Based on the 1993 print title, this is an exceptional book app. It stands out not only for its digital charms, but for the role the story has played in comforting young children dealing with separation anxiety for two decades. This Oceanhouse Media title tells the tale of young Chester, a raccoon who is feeling nervous about going to school. "Please may I stay with you?" he begs his mother. She tells him about all the wonderful experiences and friendships he will make at school, but also responds to Chester's heartbreaking plea, sharing a 'secret' he can cherish even when he is far away from home.
The story is well crafted and beautifully imagined in illustrated form. A touching hand-drawn heart appears in the center of Chester's hand when his mother kisses it, surrounded by a sea of hearts that is truly precious. The narration is delightful, and highlights word-by-word with all the enhancements OmBooks are famous for, including excellent navigation, easy-to-use settings and educational touches that set the standard for the book app market. There is very little interactivity however and no animation, although this this is a title that would be exceptional with a bit more movement in digital.
The National Education Association named The Kissing Hand one of its "Teachers' Top 100 Books for Children" in 2007 and it was one of the "Top 100 Picture Books" of all time in a 2012 poll by School Library Journal. When researching the print title, I was also touched by the background about how the author and illustrator, Audrey Penn, came up with the story idea:
On a train ride in Wheaton, Maryland, Penn witnessed a ritual in which a mother raccoon placed its nose on a baby raccoon's paw, and then the baby raccoon placed its paw on its own face. The park ranger said that the purpose of the ritual was to transfer scent from the mother to the baby so that the baby could recall the mother's scent by bringing its paw to its face. Penn "started a similar ritual with her daughter — kissing her hand and telling her that whenever she was homesick, she could put her hand to her face." Penn wrote The Kissing Hand based on the raccoons' ritual. Penn read the book at VSA arts, and Jean Kennedy Smith wrote the book's foreword. [Source: Wikipedia]

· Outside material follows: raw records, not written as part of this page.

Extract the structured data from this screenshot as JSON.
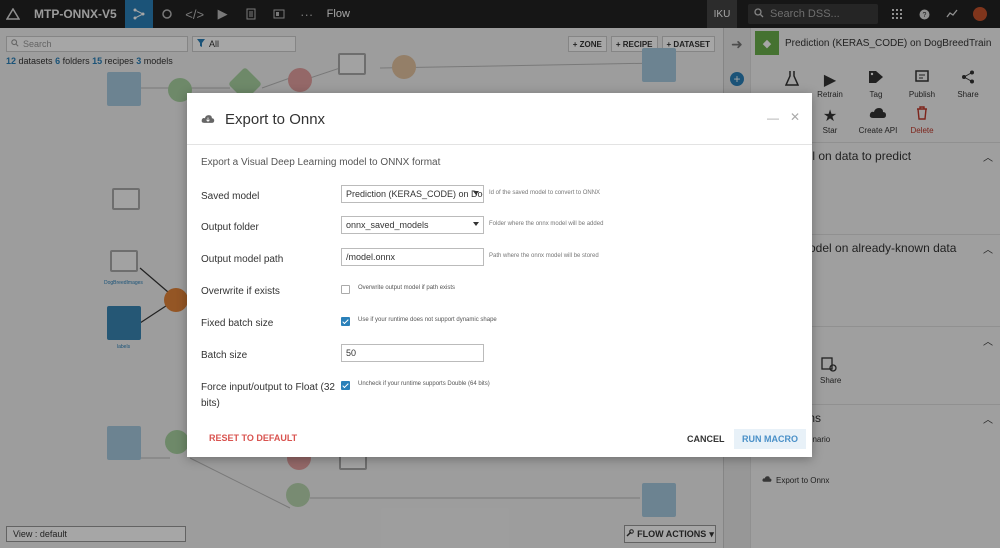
{
  "topnav": {
    "project": "MTP-ONNX-V5",
    "section": "Flow",
    "instance": "IKU",
    "search_placeholder": "Search DSS..."
  },
  "flow": {
    "search_placeholder": "Search",
    "filter_value": "All",
    "zone_label": "+ ZONE",
    "recipe_label": "+ RECIPE",
    "dataset_label": "+ DATASET",
    "counts": {
      "datasets": "12",
      "datasets_word": "datasets",
      "folders": "6",
      "folders_word": "folders",
      "recipes": "15",
      "recipes_word": "recipes",
      "models": "3",
      "models_word": "models"
    },
    "view": "View : default",
    "flow_actions": "FLOW ACTIONS",
    "labels": {
      "dog_breed_images": "DogBreedImages",
      "labels": "labels"
    }
  },
  "right_panel": {
    "title": "Prediction (KERAS_CODE) on DogBreedTrain",
    "actions": [
      {
        "label": "Retrain",
        "icon": "play-icon"
      },
      {
        "label": "Tag",
        "icon": "tag-icon"
      },
      {
        "label": "Publish",
        "icon": "publish-icon"
      },
      {
        "label": "Share",
        "icon": "share-icon"
      },
      {
        "label": "Star",
        "icon": "star-icon"
      },
      {
        "label": "Create API",
        "icon": "cloud-icon"
      },
      {
        "label": "Delete",
        "icon": "trash-icon"
      }
    ],
    "sections": [
      {
        "title": "del on data to predict"
      },
      {
        "title": "model on already-known data"
      },
      {
        "title": "s"
      },
      {
        "title": "ions"
      }
    ],
    "share_label": "Share",
    "scenario_fragment": "enario",
    "export_item": "Export to Onnx"
  },
  "modal": {
    "title": "Export to Onnx",
    "description": "Export a Visual Deep Learning model to ONNX format",
    "fields": {
      "saved_model": {
        "label": "Saved model",
        "value": "Prediction (KERAS_CODE) on Dog",
        "help": "Id of the saved model to convert to ONNX"
      },
      "output_folder": {
        "label": "Output folder",
        "value": "onnx_saved_models",
        "help": "Folder where the onnx model will be added"
      },
      "output_path": {
        "label": "Output model path",
        "value": "/model.onnx",
        "help": "Path where the onnx model will be stored"
      },
      "overwrite": {
        "label": "Overwrite if exists",
        "checked": false,
        "help": "Overwrite output model if path exists"
      },
      "fixed_batch": {
        "label": "Fixed batch size",
        "checked": true,
        "help": "Use if your runtime does not support dynamic shape"
      },
      "batch_size": {
        "label": "Batch size",
        "value": "50"
      },
      "force_float": {
        "label": "Force input/output to Float (32 bits)",
        "checked": true,
        "help": "Uncheck if your runtime supports Double (64 bits)"
      }
    },
    "reset_label": "RESET TO DEFAULT",
    "cancel_label": "CANCEL",
    "run_label": "RUN MACRO"
  },
  "colors": {
    "accent": "#2a80b9",
    "danger": "#d9534f",
    "nav_bg": "#222222"
  }
}
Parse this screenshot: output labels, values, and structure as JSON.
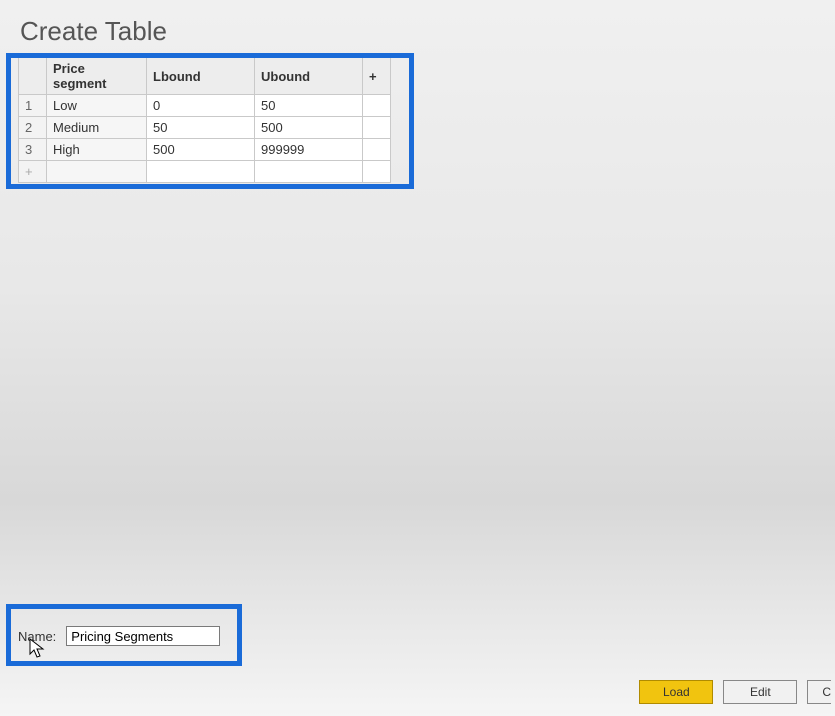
{
  "dialog": {
    "title": "Create Table"
  },
  "table": {
    "headers": {
      "segment": "Price segment",
      "lbound": "Lbound",
      "ubound": "Ubound",
      "add": "+"
    },
    "rows": [
      {
        "idx": "1",
        "segment": "Low",
        "lbound": "0",
        "ubound": "50"
      },
      {
        "idx": "2",
        "segment": "Medium",
        "lbound": "50",
        "ubound": "500"
      },
      {
        "idx": "3",
        "segment": "High",
        "lbound": "500",
        "ubound": "999999"
      }
    ],
    "addrow_label": "+"
  },
  "nameField": {
    "label": "Name:",
    "value": "Pricing Segments"
  },
  "buttons": {
    "load": "Load",
    "edit": "Edit",
    "cancel": "C"
  }
}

Overall, this is a must-download title. At the time of this review, this book is still free, but even if it were a paid app, I wouldn't hesitate to give it my highest recommendation. The Kissing Hand is simply an essential book app for any well-rounded library of digital storybook apps.
During the winter holiday break, I downloaded this app and planned to review it right away. I was particularly touched by the gesture of Oceanhouse Media to make the book free in response to the Newtown tragedy. But somehow, like many moms, life got way from me and I didn't even get a chance to read this title thoroughly by myself until after the new year. My little boy, however, read this story himself dozens of times while he was off from school for two weeks.
During this time, he began a ritual of kissing the center of my hand every time we separated. He did it with grandma when she was visiting for Christmas, too. She was perplexed but touched. Then one night, a few days ago, he asked to read The Kissing Hand together, finally, at bedtime. We nuzzled in and when the story got to the point that the the mother raccoon is kissing Chester's hand and then he kisses her hand back in love, my little boy looked up at me and smiled. I took his hand, finally understanding and kissed it. He beamed. ~ Carisa Kluver, Editor
All reviews are of the app, not the platform/device. Based originally on iPad versions. Minor technical details may vary.
Oceanhouse Media, Inc.
4 - 8 Minutes
Based on non-digital book: Yes
Allows Own Narration:
Uses Motion: No
Age: 4 - 8
Chester is a young raccoon who is nervous about going to school. His mother kisses his palm and tells him that "whenever you feel lonely and need a little loving from home, just press your hand to your cheek and think, 'Mommy loves you. Mommy loves you.'" Chester is comforted and goes to school.
The Kissing Hand was first published by the Child Welfare League of America in 1993, it has been used "to reassure children upset by separation anxiety." Based on a 2007 online poll, the National Education Association named the book one of its "Teachers' Top 100 Books for Children." It was one of the "Top 100 Picture Books" of all time in a 2012 poll by School Library Journal. It has been translated into at least five languages and has been followed by five sequels. [Source: Wikipedia]